*What is required*. All of the data needs to be repeated exactly.

*Entries supplied*.

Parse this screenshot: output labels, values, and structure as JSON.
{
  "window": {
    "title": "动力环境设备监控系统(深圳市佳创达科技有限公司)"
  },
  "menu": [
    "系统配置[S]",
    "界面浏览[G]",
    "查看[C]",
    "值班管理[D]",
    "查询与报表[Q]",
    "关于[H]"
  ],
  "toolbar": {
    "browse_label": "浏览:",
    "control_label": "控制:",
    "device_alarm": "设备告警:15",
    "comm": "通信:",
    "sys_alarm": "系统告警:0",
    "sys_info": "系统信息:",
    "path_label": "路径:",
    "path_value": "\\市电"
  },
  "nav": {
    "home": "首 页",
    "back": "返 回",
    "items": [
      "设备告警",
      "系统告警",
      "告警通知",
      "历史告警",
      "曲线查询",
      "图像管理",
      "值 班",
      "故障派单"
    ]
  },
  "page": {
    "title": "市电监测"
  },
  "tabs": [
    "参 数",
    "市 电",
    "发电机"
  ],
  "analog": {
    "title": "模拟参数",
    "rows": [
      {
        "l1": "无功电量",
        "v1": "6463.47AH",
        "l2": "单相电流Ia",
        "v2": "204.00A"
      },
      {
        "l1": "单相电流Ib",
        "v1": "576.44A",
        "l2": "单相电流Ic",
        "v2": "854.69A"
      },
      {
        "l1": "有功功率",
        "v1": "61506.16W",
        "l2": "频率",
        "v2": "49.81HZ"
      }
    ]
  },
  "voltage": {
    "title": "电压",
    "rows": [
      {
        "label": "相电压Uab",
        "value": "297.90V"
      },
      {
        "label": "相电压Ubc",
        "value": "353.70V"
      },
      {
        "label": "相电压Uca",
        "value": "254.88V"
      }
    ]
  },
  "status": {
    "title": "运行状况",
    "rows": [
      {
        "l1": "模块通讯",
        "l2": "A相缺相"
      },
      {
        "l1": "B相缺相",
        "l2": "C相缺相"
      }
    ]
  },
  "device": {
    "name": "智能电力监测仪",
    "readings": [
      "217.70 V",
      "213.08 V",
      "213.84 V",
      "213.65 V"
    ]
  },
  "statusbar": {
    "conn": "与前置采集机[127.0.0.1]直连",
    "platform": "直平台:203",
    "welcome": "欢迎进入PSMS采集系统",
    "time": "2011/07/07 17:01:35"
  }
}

*Task response*.
Parse this screenshot: output labels, values, and structure as JSON.
{
  "window": {
    "title": "动力环境设备监控系统(深圳市佳创达科技有限公司)"
  },
  "menu": [
    "系统配置[S]",
    "界面浏览[G]",
    "查看[C]",
    "值班管理[D]",
    "查询与报表[Q]",
    "关于[H]"
  ],
  "toolbar": {
    "browse_label": "浏览:",
    "control_label": "控制:",
    "device_alarm": "设备告警:15",
    "comm": "通信:",
    "sys_alarm": "系统告警:0",
    "sys_info": "系统信息:",
    "path_label": "路径:",
    "path_value": "\\市电"
  },
  "nav": {
    "home": "首 页",
    "back": "返 回",
    "items": [
      "设备告警",
      "系统告警",
      "告警通知",
      "历史告警",
      "曲线查询",
      "图像管理",
      "值 班",
      "故障派单"
    ]
  },
  "page": {
    "title": "市电监测"
  },
  "tabs": [
    "参 数",
    "市 电",
    "发电机"
  ],
  "analog": {
    "title": "模拟参数",
    "rows": [
      {
        "l1": "无功电量",
        "v1": "6463.47AH",
        "l2": "单相电流Ia",
        "v2": "204.00A"
      },
      {
        "l1": "单相电流Ib",
        "v1": "576.44A",
        "l2": "单相电流Ic",
        "v2": "854.69A"
      },
      {
        "l1": "有功功率",
        "v1": "61506.16W",
        "l2": "频率",
        "v2": "49.81HZ"
      }
    ]
  },
  "voltage": {
    "title": "电压",
    "rows": [
      {
        "label": "相电压Uab",
        "value": "297.90V"
      },
      {
        "label": "相电压Ubc",
        "value": "353.70V"
      },
      {
        "label": "相电压Uca",
        "value": "254.88V"
      }
    ]
  },
  "status": {
    "title": "运行状况",
    "rows": [
      {
        "l1": "模块通讯",
        "l2": "A相缺相"
      },
      {
        "l1": "B相缺相",
        "l2": "C相缺相"
      }
    ]
  },
  "device": {
    "name": "智能电力监测仪",
    "readings": [
      "217.70 V",
      "213.08 V",
      "213.84 V",
      "213.65 V"
    ]
  },
  "statusbar": {
    "conn": "与前置采集机[127.0.0.1]直连",
    "platform": "直平台:203",
    "welcome": "欢迎进入PSMS采集系统",
    "time": "2011/07/07 17:01:35"
  }
}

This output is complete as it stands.